We risk being the first people in history to have been able to make their illusions so vivid, so persuasive, so “realistic” that they can live in them. We are the most illusioned people on Earth.
— Daniel Boorstin
Boorstin, an historian and contemporary culture observer, wrote these words in his 1961 book, The Image: A Guide to Pseudo-Events in America. They’re are true now as they were back then, almost 60 years ago. The only thing I’d change today would be his use of the present imperfect, “we risk being.” In this year of somebody’s lord 2017, the proper wordage is “we are.”
Still, in ’61 Boorstin observed that we’d already fallen into a fantasy world. He shared this possibly apocryphal anecdote:
ADMIRING FRIEND: “My, that’s a beautiful baby you have there.”
MOTHER: “Oh, that’s nothing — you should see his photograph!”
And we wonder why we can’t convince President Gag’s fans that he’s a fraud, a trickster, a con-artist, a used-car salesman, the spiritual brother of Professor Harold Hill, Elmer Gantry, and Charles Ponzi.

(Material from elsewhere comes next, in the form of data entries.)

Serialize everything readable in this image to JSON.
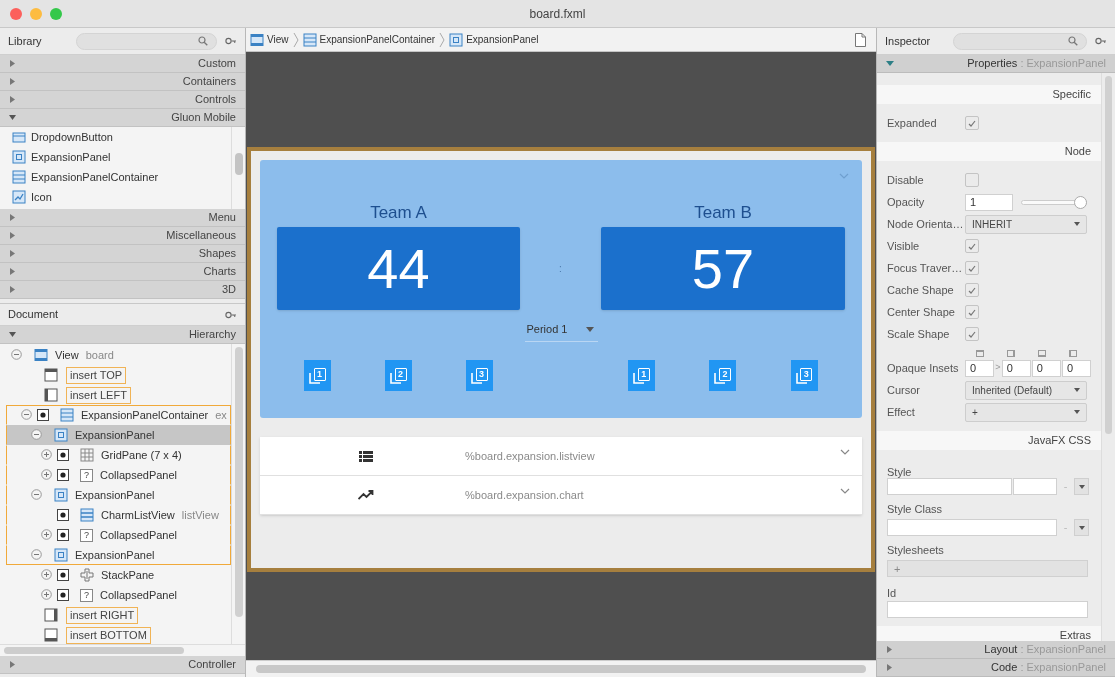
{
  "window": {
    "title": "board.fxml"
  },
  "library": {
    "title": "Library",
    "sections_top": [
      {
        "label": "Custom",
        "expanded": false
      },
      {
        "label": "Containers",
        "expanded": false
      },
      {
        "label": "Controls",
        "expanded": false
      },
      {
        "label": "Gluon Mobile",
        "expanded": true
      }
    ],
    "items": [
      {
        "kind": "dropdown",
        "label": "DropdownButton"
      },
      {
        "kind": "panel",
        "label": "ExpansionPanel"
      },
      {
        "kind": "container",
        "label": "ExpansionPanelContainer"
      },
      {
        "kind": "image",
        "label": "Icon"
      }
    ],
    "sections_bottom": [
      {
        "label": "Menu",
        "expanded": false
      },
      {
        "label": "Miscellaneous",
        "expanded": false
      },
      {
        "label": "Shapes",
        "expanded": false
      },
      {
        "label": "Charts",
        "expanded": false
      },
      {
        "label": "3D",
        "expanded": false
      }
    ]
  },
  "document": {
    "title": "Document",
    "section": {
      "label": "Hierarchy",
      "expanded": true
    },
    "tree": [
      {
        "kind": "view",
        "label": "View",
        "fx_id": "board",
        "expanded": true,
        "selected": false,
        "outlined": false,
        "visible_toggle": false,
        "children": [
          {
            "kind": "insert_top",
            "label": "insert TOP",
            "selected": false,
            "outlined": false,
            "visible_toggle": false
          },
          {
            "kind": "insert_left",
            "label": "insert LEFT",
            "selected": false,
            "outlined": false,
            "visible_toggle": false
          },
          {
            "kind": "container",
            "label": "ExpansionPanelContainer",
            "fx_id": "ex",
            "expanded": true,
            "selected": false,
            "outlined": true,
            "visible_toggle": true,
            "children": [
              {
                "kind": "panel",
                "label": "ExpansionPanel",
                "expanded": true,
                "selected": true,
                "outlined": true,
                "visible_toggle": false,
                "children": [
                  {
                    "kind": "grid",
                    "label": "GridPane (7 x 4)",
                    "expanded": false,
                    "selected": false,
                    "outlined": true,
                    "visible_toggle": true
                  },
                  {
                    "kind": "unknown",
                    "glyph": "?",
                    "label": "CollapsedPanel",
                    "expanded": false,
                    "selected": false,
                    "outlined": true,
                    "visible_toggle": true
                  }
                ]
              },
              {
                "kind": "panel",
                "label": "ExpansionPanel",
                "expanded": true,
                "selected": false,
                "outlined": true,
                "visible_toggle": false,
                "children": [
                  {
                    "kind": "list",
                    "label": "CharmListView",
                    "fx_id": "listView",
                    "selected": false,
                    "outlined": true,
                    "visible_toggle": true
                  },
                  {
                    "kind": "unknown",
                    "glyph": "?",
                    "label": "CollapsedPanel",
                    "expanded": false,
                    "selected": false,
                    "outlined": true,
                    "visible_toggle": true
                  }
                ]
              },
              {
                "kind": "panel",
                "label": "ExpansionPanel",
                "expanded": true,
                "selected": false,
                "outlined": true,
                "visible_toggle": false,
                "children": [
                  {
                    "kind": "stack",
                    "label": "StackPane",
                    "expanded": false,
                    "selected": false,
                    "outlined": false,
                    "visible_toggle": true
                  },
                  {
                    "kind": "unknown",
                    "glyph": "?",
                    "label": "CollapsedPanel",
                    "expanded": false,
                    "selected": false,
                    "outlined": false,
                    "visible_toggle": true
                  }
                ]
              }
            ]
          },
          {
            "kind": "insert_right",
            "label": "insert RIGHT",
            "selected": false,
            "outlined": false,
            "visible_toggle": false
          },
          {
            "kind": "insert_bottom",
            "label": "insert BOTTOM",
            "selected": false,
            "outlined": false,
            "visible_toggle": false
          }
        ]
      }
    ],
    "footer": {
      "label": "Controller",
      "expanded": false
    }
  },
  "breadcrumb": [
    {
      "kind": "view",
      "label": "View"
    },
    {
      "kind": "container",
      "label": "ExpansionPanelContainer"
    },
    {
      "kind": "panel",
      "label": "ExpansionPanel"
    }
  ],
  "canvas": {
    "teams": [
      {
        "name": "Team A",
        "score": "44"
      },
      {
        "name": "Team B",
        "score": "57"
      }
    ],
    "separator": ":",
    "period": "Period 1",
    "buttons": [
      [
        {
          "digit": "1"
        },
        {
          "digit": "2"
        },
        {
          "digit": "3"
        }
      ],
      [
        {
          "digit": "1"
        },
        {
          "digit": "2"
        },
        {
          "digit": "3"
        }
      ]
    ],
    "panels": [
      {
        "kind": "list",
        "label": "%board.expansion.listview",
        "expanded": false
      },
      {
        "kind": "trend",
        "label": "%board.expansion.chart",
        "expanded": false
      }
    ]
  },
  "inspector": {
    "title": "Inspector",
    "properties_bar": {
      "label": "Properties",
      "target": ": ExpansionPanel",
      "expanded": true
    },
    "sections": [
      {
        "title": "Specific",
        "rows": [
          {
            "kind": "checkbox",
            "label": "Expanded",
            "checked": true
          }
        ]
      },
      {
        "title": "Node",
        "rows": [
          {
            "kind": "checkbox",
            "label": "Disable",
            "checked": false
          },
          {
            "kind": "slider",
            "label": "Opacity",
            "value": "1",
            "level": 1
          },
          {
            "kind": "choice",
            "label": "Node Orienta…",
            "value": "INHERIT"
          },
          {
            "kind": "checkbox",
            "label": "Visible",
            "checked": true
          },
          {
            "kind": "checkbox",
            "label": "Focus Traver…",
            "checked": true
          },
          {
            "kind": "checkbox",
            "label": "Cache Shape",
            "checked": true
          },
          {
            "kind": "checkbox",
            "label": "Center Shape",
            "checked": true
          },
          {
            "kind": "checkbox",
            "label": "Scale Shape",
            "checked": true
          },
          {
            "kind": "insets",
            "label": "Opaque Insets",
            "link": ">",
            "values": [
              "0",
              "0",
              "0",
              "0"
            ]
          },
          {
            "kind": "choice",
            "label": "Cursor",
            "value": "Inherited (Default)"
          },
          {
            "kind": "choice",
            "label": "Effect",
            "value": "+"
          }
        ]
      },
      {
        "title": "JavaFX CSS",
        "rows": [
          {
            "kind": "style",
            "label": "Style",
            "reset": "-"
          },
          {
            "kind": "style_class",
            "label": "Style Class",
            "reset": "-"
          },
          {
            "kind": "list",
            "label": "Stylesheets",
            "button": "+"
          },
          {
            "kind": "text",
            "label": "Id"
          }
        ]
      },
      {
        "title": "Extras"
      }
    ],
    "footers": [
      {
        "label": "Layout",
        "target": ": ExpansionPanel",
        "expanded": false
      },
      {
        "label": "Code",
        "target": ": ExpansionPanel",
        "expanded": false
      }
    ]
  }
}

We can’t because he is their fraud, trickster, con-artist, used-car salesman, and spiritual brother of Professor Harold Hill, Elmer Gantry, and Charles Ponzi. And how dare we try to rob them of their precious photograph?
For the umpteenth time, let’s hope with fingers and toes crossed they only comprise 35 percent of the voting public in this holy land.
A Big Goodbye To A Cool Guy
Tune in tonight for a celebration of the first year anniversary of Big Talk. I mash up clips from some of my favorite interviews (see the slideshow).
The whole shebang is dedicated to a very cool and professional guy, Joe Crawford, who’s leaving his position as WFHB’s news director. His last day at the station is tomorrow. When I call him cool, I mean it on a couple of levels. He’s a guitarist for a band called Ray Creature (it’s been called “pretty cool” by his sister). Even more importantly, nothing rattles Joe. He’s one of the most unflappable human beings I’ve ever met. During live broadcasts, when a piece of equipment goes haywire or a soundbite is misplaced and the rest of us are going into fibrillation, he’s as calm as a Tibetan monk contemplating a leaf on a tree. Then he presses a button or moves a slider and everything’s fine again. Don’t ask me how he does it.
He’s Even Cool In An IHOP
Anyway, Joe gave me the go-ahead to produce Big Talk some three years ago. After a few fits and starts we went weekly in July, 2016. I thank him from the bottom of my defib-ed heart for the opportunity and I dedicate today’s episode to him. Tune in at 5:00pm on WFHB, 91.3FM. Or, catch my links to the podcasts here, tomorrow.
Hearing the news that Senator John McCain has a particularly pernicious form of brain cancer immediately made me think someone, somewhere, on one form of social media or another, is going to either rejoice in the news that he’s dying or use this malady to explain how he could have held his shockingly stupid positions.
The democratization of mass media means even the troglodytes among us get to air their belchings to a wide audience.
Not that meanness or stupidity is anything new, of course. The revelation of McCain’s glioblastoma reminds me of a similar story back when I was a holy terror in the mid-sixties. At the time, my beloved hometown Chicago was undergoing the upheaval of integration. Civil rights activists were calling for some way — any way — to bring the education of the black kids from the slums up to par with that of middle-class white kids. If busing was the way to do it, then so be it. White Chicago had apoplexy.
The city’s Roman Catholic archbishop, Albert Cardinal Meyer, known as an intellectual among America’s archbishops, long had condemned racism and even gave a speech or two on the same dais as Martin Luther King. None of this endeared him to his white ethnic flock.
(L to R) Meyer, King, And Oklahoma City Bishop Victor Reed In 1963
Then one day in 1965 it was announced Cardinal Meyer had brain cancer. He would soon die during surgery to remove the tumor. A sad end for a decent guy — only an alarming number of white ethnic Chicagoans neither considered him decent nor his end sad.
Over the next couple of years as the fight over busing and desegregation grew uglier, lots of whites huffed at other whites who seemed sympathetic to those causes, “Cardinal Meyer had brain cancer; what’s your excuse?”
Of course, back in those days people who’d dare to say something like that were considered, among polite society, assholes. Today they may be lining up to be considered for positions in Li’l Duce‘s Cabinet.